15. Amaku, M, et al. Estimating the size of the HCV infection prevalence: a modeling approach using the incidence of cases reported to an official notification system. Bulletin of Mathematical Biology 2016; 78(5): 970–90. doi: 10.1007/s11538-016-0170-4. Epub 2016 May 9.
16. Ximenes, R, et al. The risk of dengue for non-immune foreign visitors to the 2016 summer Olympic games in Rio de Janeiro, Brazil. BMC Infectious Diseases 2016; 16: 186. doi: 10.1186/s12879-016-1517-z.
17. Burattini, MN, et al. Potential exposure to Zika virus for foreign tourists during the 2016 Carnival and Olympic Games in Rio de Janeiro, Brazil. Epidemiology and Infection 2016; 144(9): 1904–6. doi: 10.1017/S0950268816000649.
18. Massad, E, et al. Estimation of R0 from the initial phase of an outbreak of a vector-borne infection. Tropical Medicine and International Health 2010; 15(1): 120–6. doi: 10.1111/j.1365-3156.2009.02413.x.
19. Funk, S, et al. Comparative analysis of dengue and Zika outbreaks reveals differences by setting and virus. bioRxiv preprint first posted online Mar. 11, 2016. doi: 10.1101/043265.
20. WHO. The history of Zika virus.
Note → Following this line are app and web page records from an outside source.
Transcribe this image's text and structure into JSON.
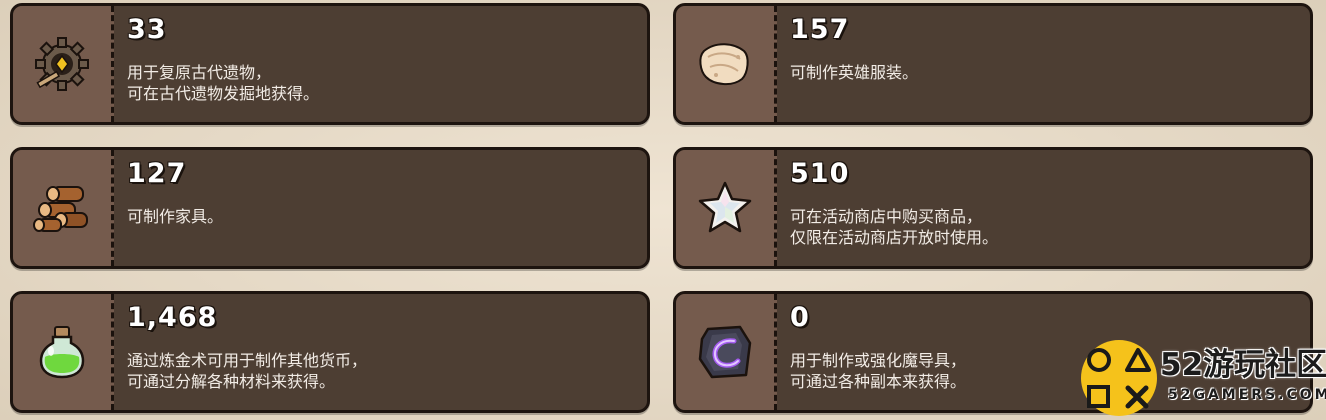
{
  "currencies": [
    {
      "amount": "33",
      "lines": [
        "用于复原古代遗物，",
        "可在古代遗物发掘地获得。"
      ],
      "icon": "relic-gear-icon"
    },
    {
      "amount": "157",
      "lines": [
        "可制作英雄服装。"
      ],
      "icon": "cloth-scroll-icon"
    },
    {
      "amount": "127",
      "lines": [
        "可制作家具。"
      ],
      "icon": "wood-logs-icon"
    },
    {
      "amount": "510",
      "lines": [
        "可在活动商店中购买商品，",
        "仅限在活动商店开放时使用。"
      ],
      "icon": "crystal-star-icon"
    },
    {
      "amount": "1,468",
      "lines": [
        "通过炼金术可用于制作其他货币，",
        "可通过分解各种材料来获得。"
      ],
      "icon": "green-potion-icon"
    },
    {
      "amount": "0",
      "lines": [
        "用于制作或强化魔导具，",
        "可通过各种副本来获得。"
      ],
      "icon": "magic-stone-icon"
    }
  ],
  "watermark": {
    "title": "52游玩社区",
    "subtitle": "52GAMERS.COM"
  },
  "colors": {
    "card_bg": "#4d3e33",
    "icon_bg": "#755b4d",
    "border": "#1d140f",
    "text": "#ffffff"
  }
}
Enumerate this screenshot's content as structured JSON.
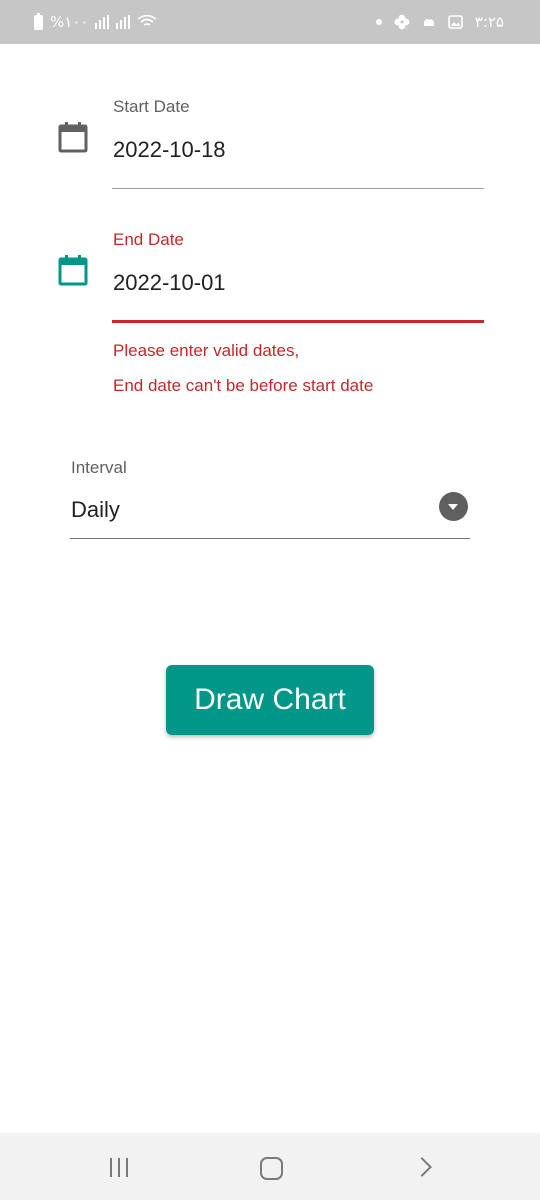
{
  "status_bar": {
    "left_text": "%۱۰۰",
    "time": "۳:۲۵"
  },
  "start_date": {
    "label": "Start Date",
    "value": "2022-10-18",
    "icon": "calendar-icon",
    "label_color": "#616161",
    "icon_color": "#616161"
  },
  "end_date": {
    "label": "End Date",
    "value": "2022-10-01",
    "icon": "calendar-icon",
    "label_color": "#c62828",
    "icon_color": "#009688",
    "error_lines": [
      "Please enter valid dates,",
      "End date can't be before start date"
    ]
  },
  "interval": {
    "label": "Interval",
    "selected": "Daily",
    "icon": "dropdown-arrow-icon"
  },
  "draw_button": {
    "label": "Draw Chart",
    "color": "#009688"
  },
  "colors": {
    "accent": "#009688",
    "error": "#c62828"
  }
}
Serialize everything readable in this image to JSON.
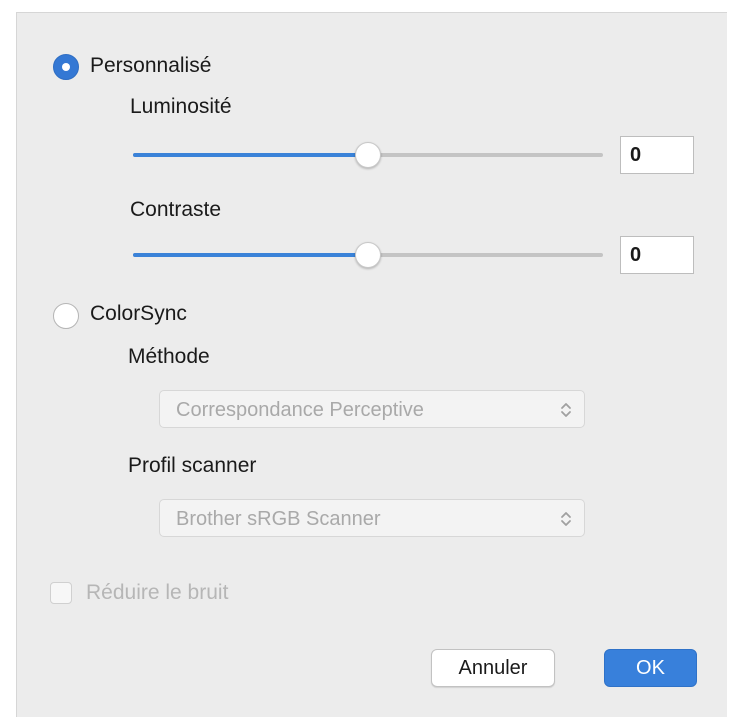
{
  "custom": {
    "label": "Personnalisé",
    "selected": true,
    "brightness": {
      "label": "Luminosité",
      "value": "0",
      "slider_fraction": 0.5
    },
    "contrast": {
      "label": "Contraste",
      "value": "0",
      "slider_fraction": 0.5
    }
  },
  "colorsync": {
    "label": "ColorSync",
    "selected": false,
    "method": {
      "label": "Méthode",
      "selected": "Correspondance Perceptive"
    },
    "profile": {
      "label": "Profil scanner",
      "selected": "Brother sRGB Scanner"
    }
  },
  "noise_reduction": {
    "label": "Réduire le bruit",
    "checked": false,
    "enabled": false
  },
  "buttons": {
    "cancel": "Annuler",
    "ok": "OK"
  },
  "colors": {
    "accent": "#3478d4",
    "background": "#ececec",
    "disabled_text": "#b6b6b6"
  }
}
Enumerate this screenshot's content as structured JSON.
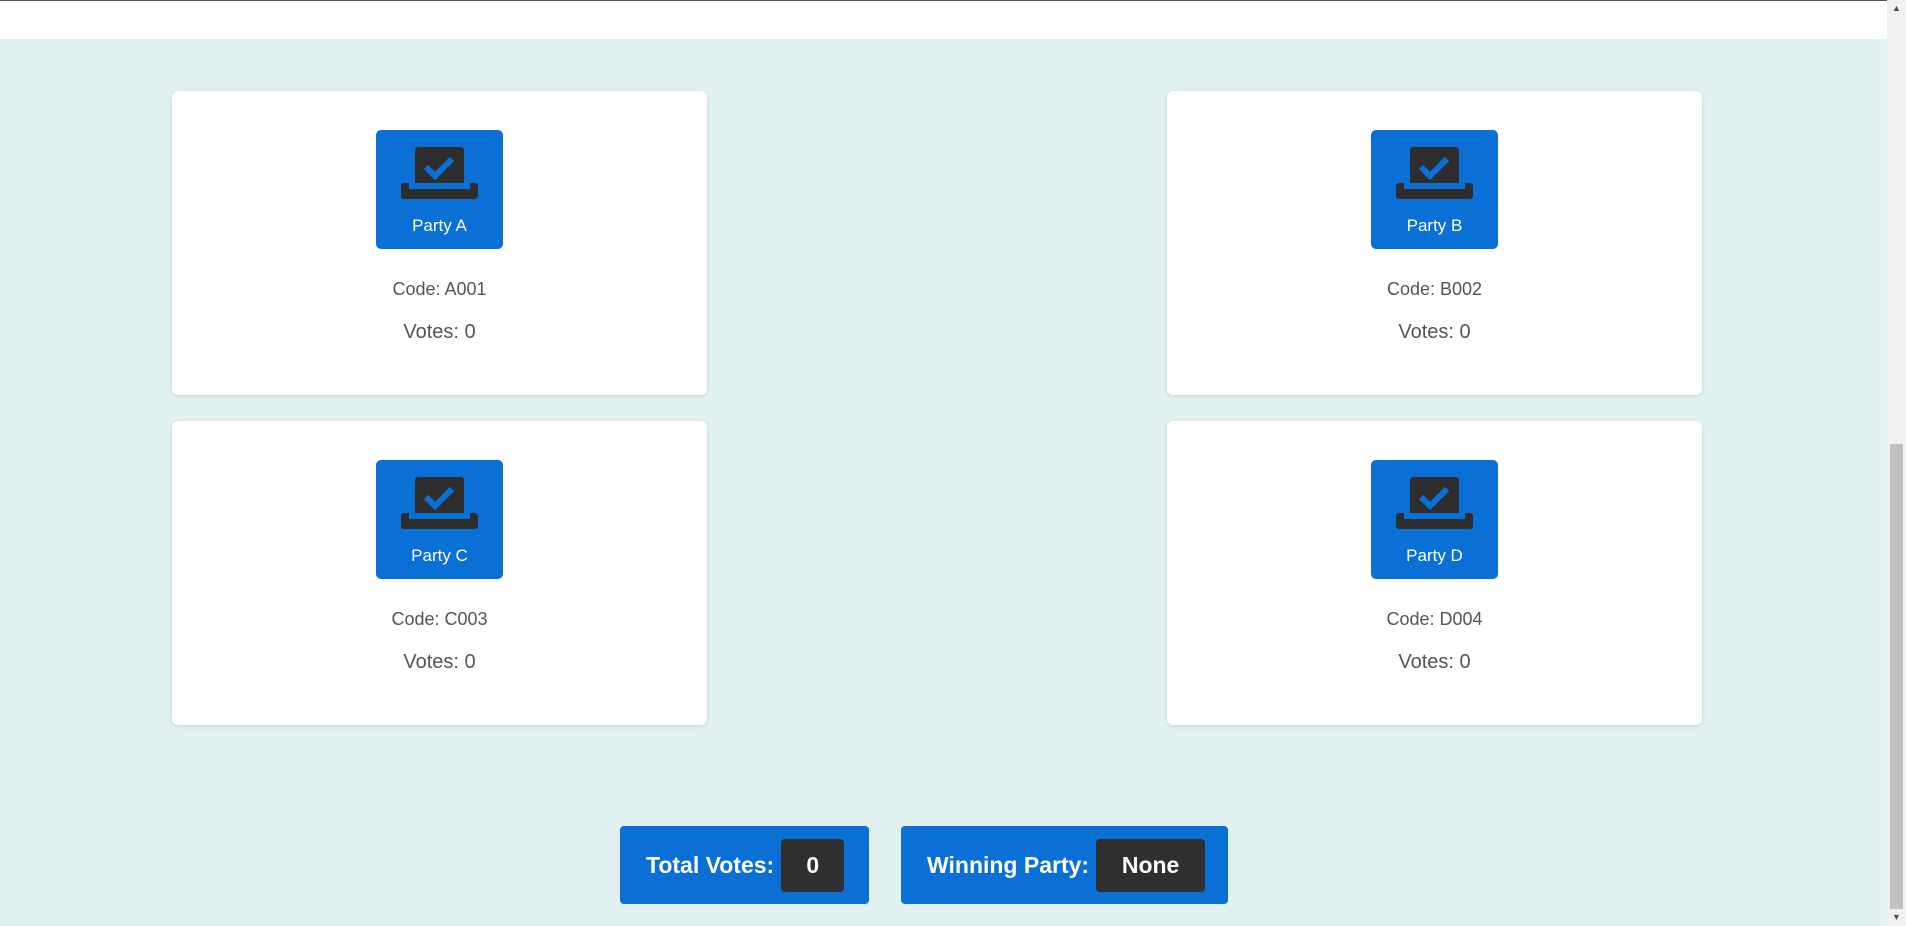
{
  "parties": [
    {
      "name": "Party A",
      "code_text": "Code: A001",
      "votes_text": "Votes: 0"
    },
    {
      "name": "Party B",
      "code_text": "Code: B002",
      "votes_text": "Votes: 0"
    },
    {
      "name": "Party C",
      "code_text": "Code: C003",
      "votes_text": "Votes: 0"
    },
    {
      "name": "Party D",
      "code_text": "Code: D004",
      "votes_text": "Votes: 0"
    }
  ],
  "summary": {
    "total_label": "Total Votes:",
    "total_value": "0",
    "winner_label": "Winning Party:",
    "winner_value": "None"
  },
  "icons": {
    "vote_button": "ballot-box-check-icon"
  },
  "colors": {
    "accent": "#0a70d6",
    "background": "#e2f1f2",
    "value_badge": "#2f2f2f"
  }
}
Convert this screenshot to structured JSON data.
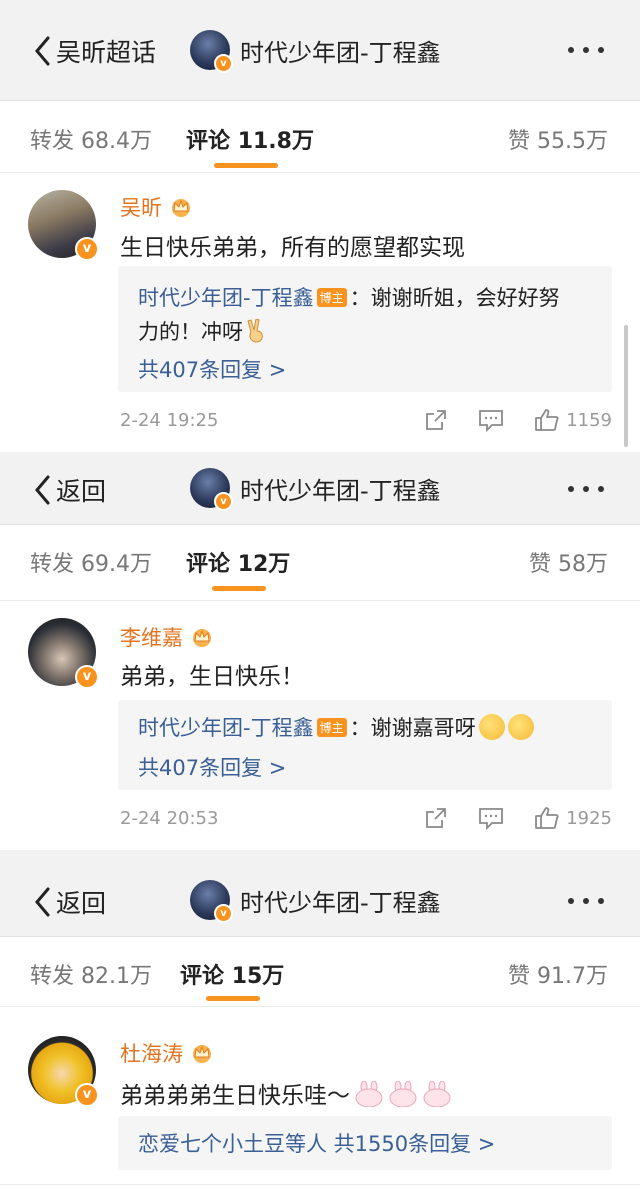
{
  "colors": {
    "accent": "#f7931e",
    "username": "#e3741f",
    "reply_name": "#3a5f95"
  },
  "panels": [
    {
      "back_label": "吴昕超话",
      "title": "时代少年团-丁程鑫",
      "tabs": {
        "forward": "转发 68.4万",
        "comment_label": "评论",
        "comment_count": "11.8万",
        "like": "赞 55.5万"
      },
      "comment": {
        "username": "吴昕",
        "text": "生日快乐弟弟，所有的愿望都实现",
        "reply_author": "时代少年团-丁程鑫",
        "host_badge": "博主",
        "reply_text_1": "：谢谢昕姐，会好好努",
        "reply_text_2": "力的！冲呀",
        "reply_text_2_icon": "victory-hand-emoji",
        "reply_count": "共407条回复 >",
        "time": "2-24 19:25",
        "likes": "1159"
      }
    },
    {
      "back_label": "返回",
      "title": "时代少年团-丁程鑫",
      "tabs": {
        "forward": "转发 69.4万",
        "comment_label": "评论",
        "comment_count": "12万",
        "like": "赞 58万"
      },
      "comment": {
        "username": "李维嘉",
        "text": "弟弟，生日快乐！",
        "reply_author": "时代少年团-丁程鑫",
        "host_badge": "博主",
        "reply_text_1": "：谢谢嘉哥呀",
        "reply_text_1_icons": [
          "party-face-emoji",
          "party-face-emoji"
        ],
        "reply_count": "共407条回复 >",
        "time": "2-24 20:53",
        "likes": "1925"
      }
    },
    {
      "back_label": "返回",
      "title": "时代少年团-丁程鑫",
      "tabs": {
        "forward": "转发 82.1万",
        "comment_label": "评论",
        "comment_count": "15万",
        "like": "赞 91.7万"
      },
      "comment": {
        "username": "杜海涛",
        "text": "弟弟弟弟生日快乐哇～",
        "text_icons": [
          "bunny-emoji",
          "bunny-emoji",
          "bunny-emoji"
        ],
        "reply_summary": "恋爱七个小土豆等人 共1550条回复 >"
      }
    }
  ],
  "icons": [
    "back-chevron-icon",
    "more-dots-icon",
    "share-icon",
    "comment-icon",
    "thumbs-up-icon",
    "crown-icon",
    "verified-badge-icon"
  ]
}
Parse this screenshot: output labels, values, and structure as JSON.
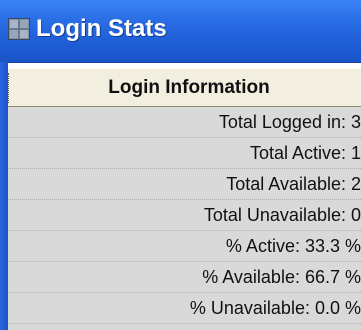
{
  "window": {
    "title": "Login Stats",
    "icon": "app-window-icon"
  },
  "table": {
    "header": "Login Information",
    "rows": [
      "Total Logged in: 3",
      "Total Active: 1",
      "Total Available: 2",
      "Total Unavailable: 0",
      "% Active: 33.3 %",
      "% Available: 66.7 %",
      "% Unavailable: 0.0 %"
    ]
  },
  "colors": {
    "titlebar": "#1f5fd8",
    "header_bg": "#f3efe0",
    "row_bg": "#d9d9d9"
  }
}
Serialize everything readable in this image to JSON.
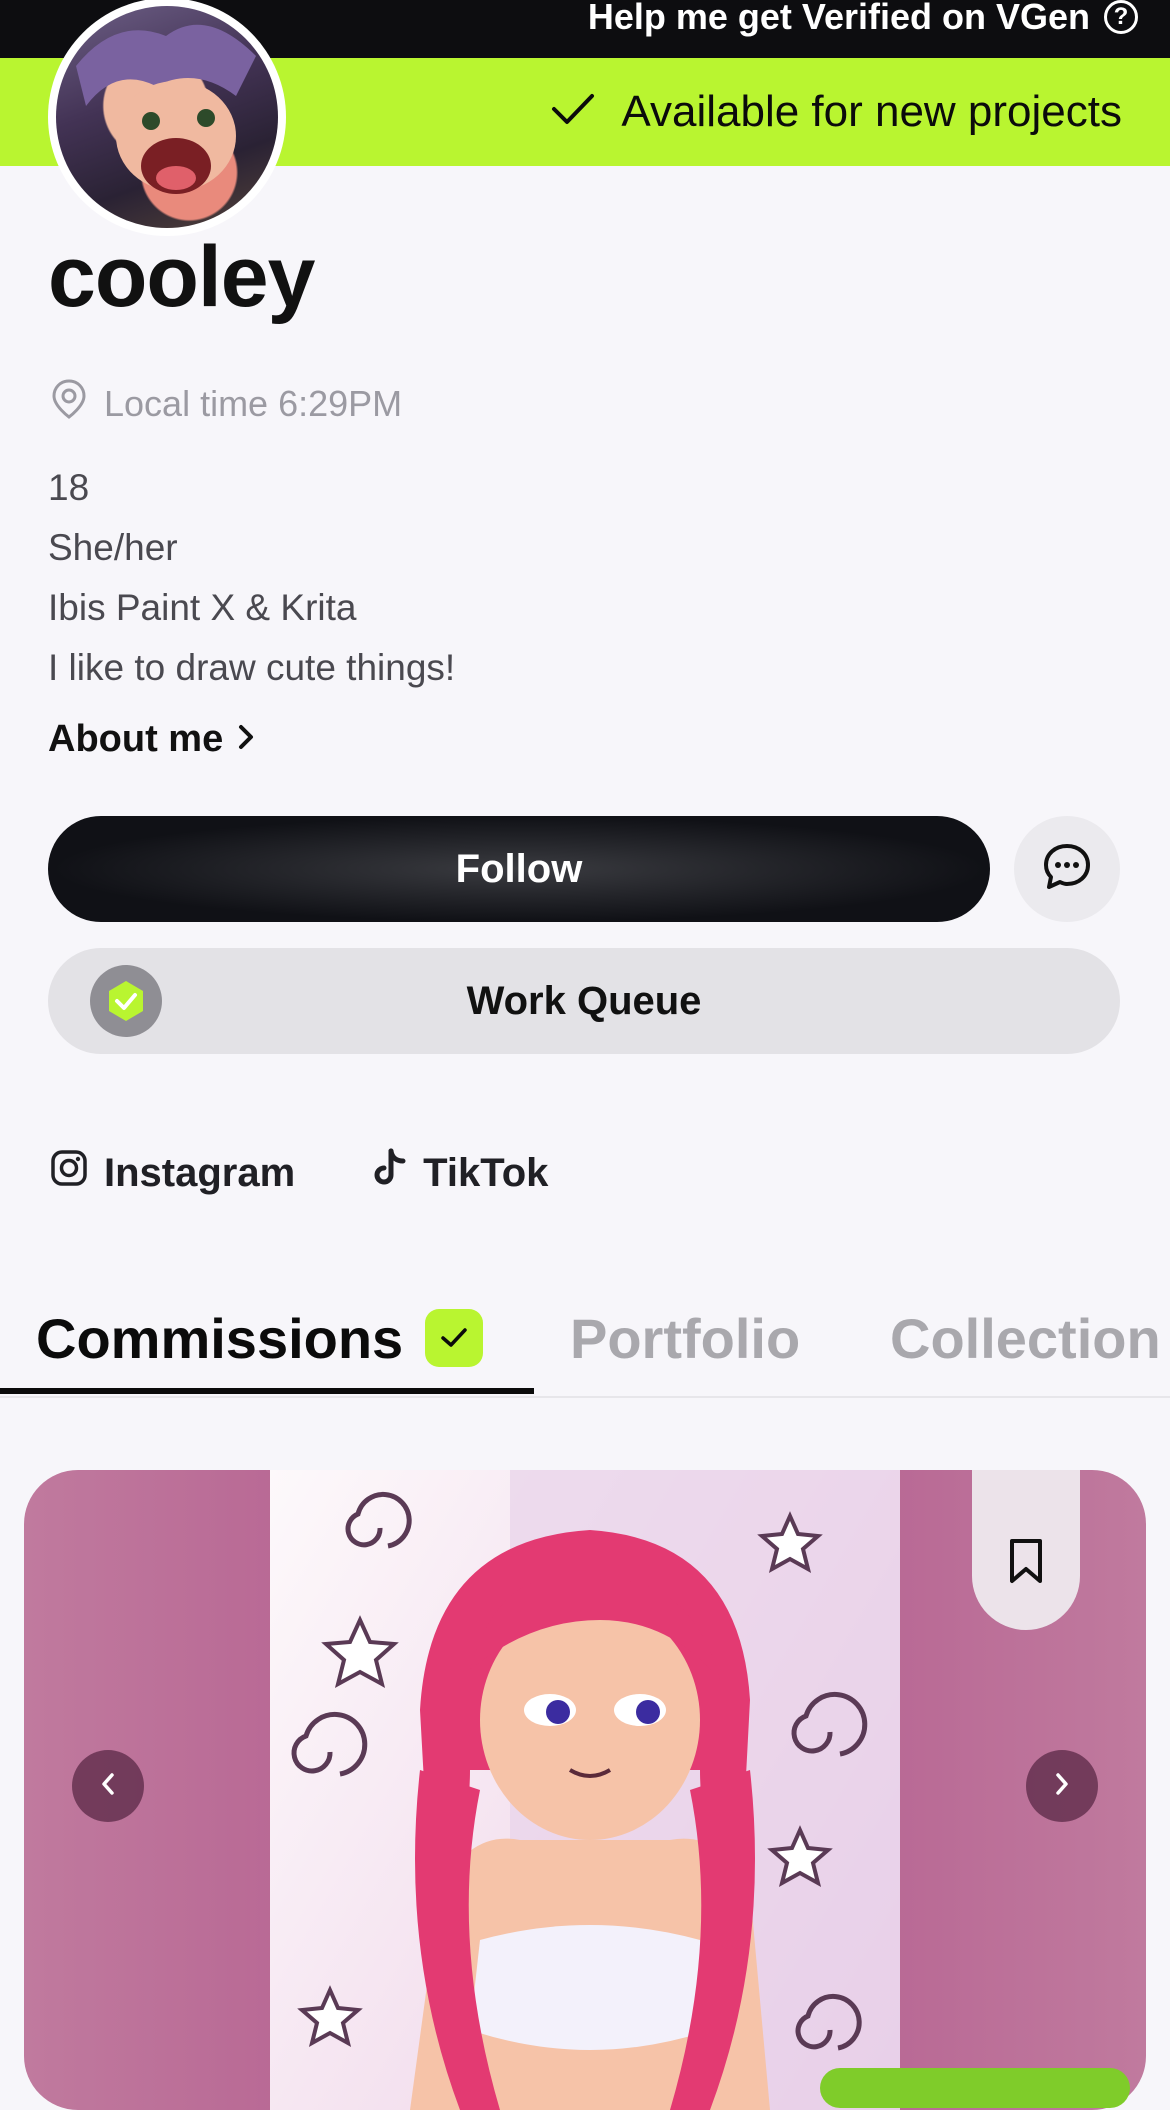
{
  "header": {
    "verify_text": "Help me get Verified on VGen",
    "verify_help_glyph": "?",
    "availability_text": "Available for new projects"
  },
  "profile": {
    "username": "cooley",
    "local_time": "Local time 6:29PM",
    "bio_lines": [
      "18",
      "She/her",
      "Ibis Paint X & Krita",
      "I like to draw cute things!"
    ],
    "about_label": "About me",
    "follow_label": "Follow",
    "work_queue_label": "Work Queue"
  },
  "socials": [
    {
      "label": "Instagram",
      "icon": "instagram-icon"
    },
    {
      "label": "TikTok",
      "icon": "tiktok-icon"
    }
  ],
  "tabs": [
    {
      "label": "Commissions",
      "active": true
    },
    {
      "label": "Portfolio",
      "active": false
    },
    {
      "label": "Collection",
      "active": false
    }
  ],
  "colors": {
    "accent": "#b9f530",
    "topbar": "#0d0d10",
    "card_bg": "#b0558a"
  }
}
Available at: http://www.who.int/emergencies/zika-virus/timeline/en/ Accessed in 25 October 2016.
21. Massad, E, et al. Modeling the risk of malaria for travelers to areas with stable malaria transmission. Malaria Journal 2009; 8: 296. doi: 10.1186/1475-2875-8-296.
22. Massad, E, et al. Cost risk benefit analysis to support chemoprophylaxis policy for travellers to malaria endemic countries. Malaria Journal 2011; 10: 130. doi: 10.1186/1475-2875-10-130.
23. Zinszer, K, et al. Reconstruction of Zika virus introduction in Brazil. Emerging Infectious Diseases 2016; 2017 Jan [13 September 2016]. DOI: 10.3201/eid2301.161274.
24. Fergusson, N, et al. Countering the Zika epidemic in Latin America. Science 2016; 353(6297): 353–4. doi: 10.1126/science.aag0219.
25. Lopez, LF, et al. Modeling importations and exportations of infectious diseases via travelers. Bulletin of Mathematical Biology 2016; 78(2): 185209. doi: 10.1007/s11538-015-0135-z.
26. Massad, E, Rocklov, J, Wilder-Smith, A. Dengue infections in non-immune travellers to Thailand. Epidemiology and Infection 2013; 141(2): 412–7. doi: 10.1017/S0950268812000507.

Keywords

Related content

Powered by UNSILO

On the origin and timing of Zika virus introduction in Brazil

  • E. MASSAD (a1) (a2), M. NASCIMENTO BURATTINI (a1) (a3), K. KHAN (a4), C. J. STRUCHINER (a5), F. A. B. COUTINHO (a1) and A. WILDER-SMITH (a6) (a7) (a8)...

Metrics

Altmetric attention score

Full text views

Total number of HTML views: 0
Total number of PDF views: 0 *
Loading metrics...

Abstract views

Total abstract views: 0 *
Loading metrics...

* Views captured on Cambridge Core between <date>. This data will be updated every 24 hours.

Usage data cannot currently be displayed.